Grey is a nod to the grey matter. The power of mind over matter. While it’s also known as a neutral colour that sits well with other hues comfortably, it takes on a different identity when associated with the “grey area”—“an ill-defined situation or area of activity not readily conforming to a category or set of rules.” It’s both a democratic and yet rebellious colour in my opinion.
How does Faculty/ fashion design come into play with your day job as a designer at your own studio &Larry?
All things by Faculty are designed with functionality in mind and are often inspired by those purchases that I was unsatisfied with. I believe those who appreciate good quality and functional apparels would find something that meet their daily needs. My design practice, regardless of discipline or medium, is based on pragmatism, attention to details, understanding the audience and above all, adhering to budgets, timeline and expectations.
You’re also a father to an eight-year-old daughter and six-year-old son. What is the biggest challenge, and also the most precious thing, about being a father for you?
I am still trying to figure out how to be a father to a child despite having two now. One of the biggest challenge is to pretend that I care a lot about their academic performance. Luckily my wife is a school teacher and I can conveniently leave that aspect to her. But honestly, I struggle a lot with all the ‘right things’ in life when I am very much a rebel at heart. I teach them how to be do the right things while subtly infusing the ‘street’ into them. I always believe that they need to be more street savvy than scoring straight As.

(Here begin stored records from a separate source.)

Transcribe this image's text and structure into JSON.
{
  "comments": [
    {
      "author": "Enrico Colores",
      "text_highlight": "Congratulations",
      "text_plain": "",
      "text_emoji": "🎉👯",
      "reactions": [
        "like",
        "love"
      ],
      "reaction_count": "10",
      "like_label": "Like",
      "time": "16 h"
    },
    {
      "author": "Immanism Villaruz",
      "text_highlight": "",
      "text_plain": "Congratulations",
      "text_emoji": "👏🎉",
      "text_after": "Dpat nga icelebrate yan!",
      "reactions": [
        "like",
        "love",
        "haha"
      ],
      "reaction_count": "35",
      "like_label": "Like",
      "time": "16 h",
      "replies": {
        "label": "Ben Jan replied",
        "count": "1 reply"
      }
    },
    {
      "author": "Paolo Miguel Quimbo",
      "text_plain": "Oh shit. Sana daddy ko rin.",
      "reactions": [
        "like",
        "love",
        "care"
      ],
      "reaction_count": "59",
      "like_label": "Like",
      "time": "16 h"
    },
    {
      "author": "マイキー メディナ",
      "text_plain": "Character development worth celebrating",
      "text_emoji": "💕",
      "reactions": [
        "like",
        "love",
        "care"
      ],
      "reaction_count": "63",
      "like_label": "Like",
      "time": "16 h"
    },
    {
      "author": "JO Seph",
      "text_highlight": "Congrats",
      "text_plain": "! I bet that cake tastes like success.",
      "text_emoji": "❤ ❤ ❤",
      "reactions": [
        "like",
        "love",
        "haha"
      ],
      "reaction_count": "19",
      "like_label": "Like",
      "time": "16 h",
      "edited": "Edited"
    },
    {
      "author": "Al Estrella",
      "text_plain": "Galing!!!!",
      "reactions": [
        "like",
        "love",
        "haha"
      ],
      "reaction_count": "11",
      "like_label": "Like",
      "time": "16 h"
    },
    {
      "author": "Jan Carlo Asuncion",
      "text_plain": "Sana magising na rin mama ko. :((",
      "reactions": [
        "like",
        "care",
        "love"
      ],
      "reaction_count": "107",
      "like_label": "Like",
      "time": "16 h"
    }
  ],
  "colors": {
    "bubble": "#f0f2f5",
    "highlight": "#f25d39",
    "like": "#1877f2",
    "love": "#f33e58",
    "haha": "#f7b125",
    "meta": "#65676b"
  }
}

It’s amazing to witness that so much of me went into both of them and it’s not just some weird DNA science. I often seek their advice whenever I am stressed and they never fail to surprise me with the simplest solution.
The most precious thing is learning how to stop their inner child from growing up.
How would you describe your parenting style?
I think I’ve covered some in the previous question. I am generally a very very strict and traditional father. But yet at the same time I allow them to go crazy at play and we watch the scariest films together, i.e., Chucky, Prometheus, Alien, Attack on Titans, to name a few.
What are your passions and how do you wish to share them with your children?
I love all sort of music, which I try to expose them to. Similarly, I try my utmost best to appreciate Taylor Swift, Katy Perry and the stuff they want me to hear.
But it’s nice to be able to sing RUN DMC’s ‘You talk too much’ or Misfit’s ‘Come back’ together to annoy my wife.
Please continue this sentence: Play to me is:
When I can leave my cares behind.
+ all photographs by Marc Tan unless otherwise stated, courtesy of Larry Peh